    Why are we building billion dollar Bear River or Lake Powell Pipeline pork barrel projects for systems with 25% leak rates?

    Utah's land mass is 54 million acres receiving 60 million acre-feet of water annually.
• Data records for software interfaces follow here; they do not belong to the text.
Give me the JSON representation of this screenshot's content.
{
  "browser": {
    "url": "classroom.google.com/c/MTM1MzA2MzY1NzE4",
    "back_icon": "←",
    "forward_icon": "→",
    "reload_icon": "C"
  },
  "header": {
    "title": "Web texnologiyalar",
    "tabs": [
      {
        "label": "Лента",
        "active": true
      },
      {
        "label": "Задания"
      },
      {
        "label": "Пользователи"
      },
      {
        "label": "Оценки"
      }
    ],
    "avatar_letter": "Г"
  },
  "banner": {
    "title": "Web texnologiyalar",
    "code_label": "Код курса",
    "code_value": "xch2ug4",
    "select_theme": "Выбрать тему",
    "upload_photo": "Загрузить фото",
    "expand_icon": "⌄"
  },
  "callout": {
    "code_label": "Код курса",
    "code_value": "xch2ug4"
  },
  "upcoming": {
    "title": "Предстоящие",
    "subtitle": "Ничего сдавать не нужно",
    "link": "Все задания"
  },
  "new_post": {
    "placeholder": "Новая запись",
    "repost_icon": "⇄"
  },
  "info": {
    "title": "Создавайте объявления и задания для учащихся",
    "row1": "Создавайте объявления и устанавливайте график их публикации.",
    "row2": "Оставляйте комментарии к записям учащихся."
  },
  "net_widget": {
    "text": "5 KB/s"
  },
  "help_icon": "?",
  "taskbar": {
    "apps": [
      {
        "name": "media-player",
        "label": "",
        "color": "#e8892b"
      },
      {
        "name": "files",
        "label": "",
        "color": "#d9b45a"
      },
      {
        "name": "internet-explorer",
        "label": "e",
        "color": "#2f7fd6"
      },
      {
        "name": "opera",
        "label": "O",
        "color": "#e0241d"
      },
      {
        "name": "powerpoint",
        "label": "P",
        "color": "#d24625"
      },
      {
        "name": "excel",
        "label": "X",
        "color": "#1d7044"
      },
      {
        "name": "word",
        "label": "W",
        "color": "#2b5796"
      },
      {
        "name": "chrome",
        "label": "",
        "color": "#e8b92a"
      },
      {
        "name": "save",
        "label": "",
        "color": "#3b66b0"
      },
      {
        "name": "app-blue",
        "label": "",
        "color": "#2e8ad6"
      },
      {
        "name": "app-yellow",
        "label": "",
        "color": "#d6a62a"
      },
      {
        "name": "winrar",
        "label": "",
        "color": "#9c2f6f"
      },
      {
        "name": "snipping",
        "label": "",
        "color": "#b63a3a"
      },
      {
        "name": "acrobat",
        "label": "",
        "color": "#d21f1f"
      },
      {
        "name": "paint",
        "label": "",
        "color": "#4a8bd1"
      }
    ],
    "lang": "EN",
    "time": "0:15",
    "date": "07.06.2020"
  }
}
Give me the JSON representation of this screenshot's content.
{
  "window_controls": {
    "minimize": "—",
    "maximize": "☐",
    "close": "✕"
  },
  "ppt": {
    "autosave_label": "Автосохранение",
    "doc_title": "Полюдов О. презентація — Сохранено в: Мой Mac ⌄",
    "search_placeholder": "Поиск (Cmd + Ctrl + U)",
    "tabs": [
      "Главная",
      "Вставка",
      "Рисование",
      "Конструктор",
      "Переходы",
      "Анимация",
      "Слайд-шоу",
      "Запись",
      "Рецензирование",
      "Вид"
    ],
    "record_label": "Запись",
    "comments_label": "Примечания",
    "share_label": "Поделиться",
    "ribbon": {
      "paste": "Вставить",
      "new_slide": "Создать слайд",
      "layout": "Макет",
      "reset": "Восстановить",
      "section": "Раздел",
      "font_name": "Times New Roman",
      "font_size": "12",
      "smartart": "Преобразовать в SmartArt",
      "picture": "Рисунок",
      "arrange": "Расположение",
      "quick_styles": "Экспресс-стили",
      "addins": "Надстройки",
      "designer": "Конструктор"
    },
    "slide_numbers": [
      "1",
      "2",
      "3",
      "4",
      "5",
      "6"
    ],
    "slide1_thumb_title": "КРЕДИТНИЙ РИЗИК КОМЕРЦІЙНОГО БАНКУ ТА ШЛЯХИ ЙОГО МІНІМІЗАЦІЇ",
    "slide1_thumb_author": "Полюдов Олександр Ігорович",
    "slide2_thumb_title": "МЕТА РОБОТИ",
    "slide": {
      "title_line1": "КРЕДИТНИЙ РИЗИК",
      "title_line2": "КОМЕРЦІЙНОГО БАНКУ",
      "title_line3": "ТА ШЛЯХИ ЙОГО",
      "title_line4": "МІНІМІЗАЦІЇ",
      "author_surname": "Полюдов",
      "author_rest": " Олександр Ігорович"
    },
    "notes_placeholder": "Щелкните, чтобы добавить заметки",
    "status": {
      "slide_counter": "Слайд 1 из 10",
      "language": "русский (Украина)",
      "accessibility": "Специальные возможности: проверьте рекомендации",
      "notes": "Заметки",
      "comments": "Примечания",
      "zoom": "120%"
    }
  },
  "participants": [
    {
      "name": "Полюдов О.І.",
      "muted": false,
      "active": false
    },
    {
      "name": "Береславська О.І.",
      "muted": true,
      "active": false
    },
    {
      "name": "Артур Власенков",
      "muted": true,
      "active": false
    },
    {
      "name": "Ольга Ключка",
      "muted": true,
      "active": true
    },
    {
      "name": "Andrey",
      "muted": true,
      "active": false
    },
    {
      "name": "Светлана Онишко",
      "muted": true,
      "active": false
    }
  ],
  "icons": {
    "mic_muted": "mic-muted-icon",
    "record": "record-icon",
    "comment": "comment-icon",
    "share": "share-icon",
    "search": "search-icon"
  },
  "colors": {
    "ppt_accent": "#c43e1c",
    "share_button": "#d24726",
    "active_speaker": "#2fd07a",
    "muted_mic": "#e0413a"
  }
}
All of Utah's 246 cities use 1 million acre-feet and all farmers 5 million acre-feet.

    In other words, all of Utah's water uses combined represent 10% of Utah's annual precipitation.

    On consumptive basis, Utah consumes just 5% of its annual precipitation.

    What we have is a wasteful, duplicative and extravagant water paperwork industry where the State spend $90,000 a day for water paperwork instead of wet water projects.

    Someday Republican lawmakers will realize Margret Dayton and the Water Cartel have federalized Utah's water on the backs of Utah's farmers and private property owners.

    We have no water shortage, but a water management shortage.

  • NoNamesAccepted St. George, UT
    May 21, 2017 2:42 p.m.

    I and every other resident could scrimp and save and never enjoy any water-related luxury and it wouldn't make a dent in water levels so long as industrial and government users waste like there is no tomorrow.

    Rather than harping on me to put in hot rocks rather than cool, comfortable grass, install secondary water in more locations so we don't have to use potable water for outside irrigation. Convince city and school land managers to turn off their sprinklers when not needed, amd to quickly fix broken heads.

    And maybe, just maybe, lets increase impact fees on new construction to pay for needed new water infrastructure (and sewer, power, and other infrastructure).

    I'm tired of being taxed out of my native home so developers can get rich while I and my long time neighbors pay ever higher rates for power, sewer, police, schools, and open space so that high density condo dwellers can have parks. I paid for my yard, others should do likewise either individually or via private HOAs rather than taxing me.